Back home in extracting land, here is Andrew's new pastime....lending a hand in the extracting room!

I still have a clear memory of uncapping with a hot knife and cranking a four frame extractor when I was a couple years older than him, so he's a bit ahead of the curve running a 50-frame radial at age 3!

Busted Chains, More Honey, and Pet Nucs

by Jorge

I was feeling good about the old uncapper we mounted last fall. It needed some fine tuning and began to work reliably this harvest. Then I busted a chain--a truly talented maneuver. I think it must have gotten a bit out of tension with the other chain and carried too much of the load. It's back in action now, but it was a disappointing moment:

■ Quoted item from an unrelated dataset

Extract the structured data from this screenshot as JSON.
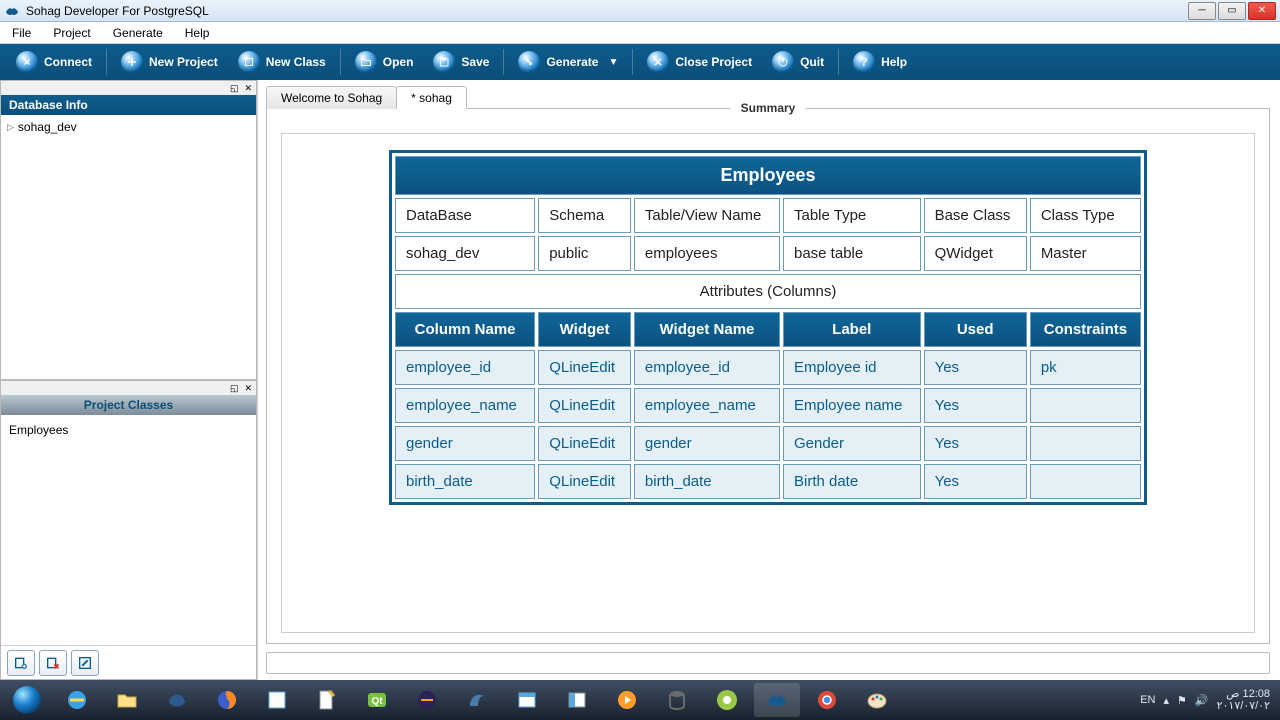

A fun part of harvest season is making a few late nucs/hives with the bees that come home with the honey. The homeless bees tend to choose one or two places to congregate in the building, so we eventually learned to put a nuc and queen near them to provide a new abode. Here are four nice frames of bees that joined the family while perched inside the door of the honey house during the first round of harvest. You can see the plastic queen cage between top bars. I added a fifth frame immediately after the photo. Another impromptu nuc will be in process shortly.

Luckily yesterday cleared up enough to pull a couple of yards. It's raining today, but at least I made some weekend progress. Here are the pretty pink pallets from a couple posts ago. They are now stacked eight boxes high and sitting safely in my building!

Apimaye Hives 2017 and onward with Harvesting!

by Jorge

We did indeed receive updates on the Apimaye hives I posted about previously. He sent a couple of pictures documenting their growth over the summer.

Here they were in spring:

And here they are more recently--happily they are much taller and spent their summer productively!

Next spring it will be interesting to see how they overwinter and how their cluster looks at that time.

I am now firmly into mite treatment season and continuing with the harvest. I was planning to pull a couple of yards today, but light showers have made it overcast and a bit damp. No worries, there is plenty of indoor work to stay busy!

Fancy Hives and the Adventures of Little Man!

by Jorge

Earlier this year I sold a couple of nucs to a person with an intriguing hive system that I'd never loaded prior to this spring. This is the Apimaye system.

It's a pretty nifty setup that has a lot of logic and worked into the equipment. The preceding pic is an image of the hives on the back of the truck and ready to go off and work for the summer. I live a simple life with wooden Langstroth-style boxes/frames, but I always get interested in the latest and greatest that people try out. The tops of these hives are convertible for accommodating solid or liquid food sources too, and that might be handy. Here's a further image from the website I linked:

Perhaps I'll hear some stories about how it worked out sometime in the future.

For now it's onward with the harvest and the mite treatments that will define our condition going into next year. Beekeeping is one of those activities where the "next year" really gets prefigured several months before the arrival of the spring period that gets the rest of the world excited. Grind grind away!

Andrew, on the other hand, is helping the little ones learn their first steps in the equestrian world :)

1 2 3 4 5 6 7 8 9 10 11 ... 33 >>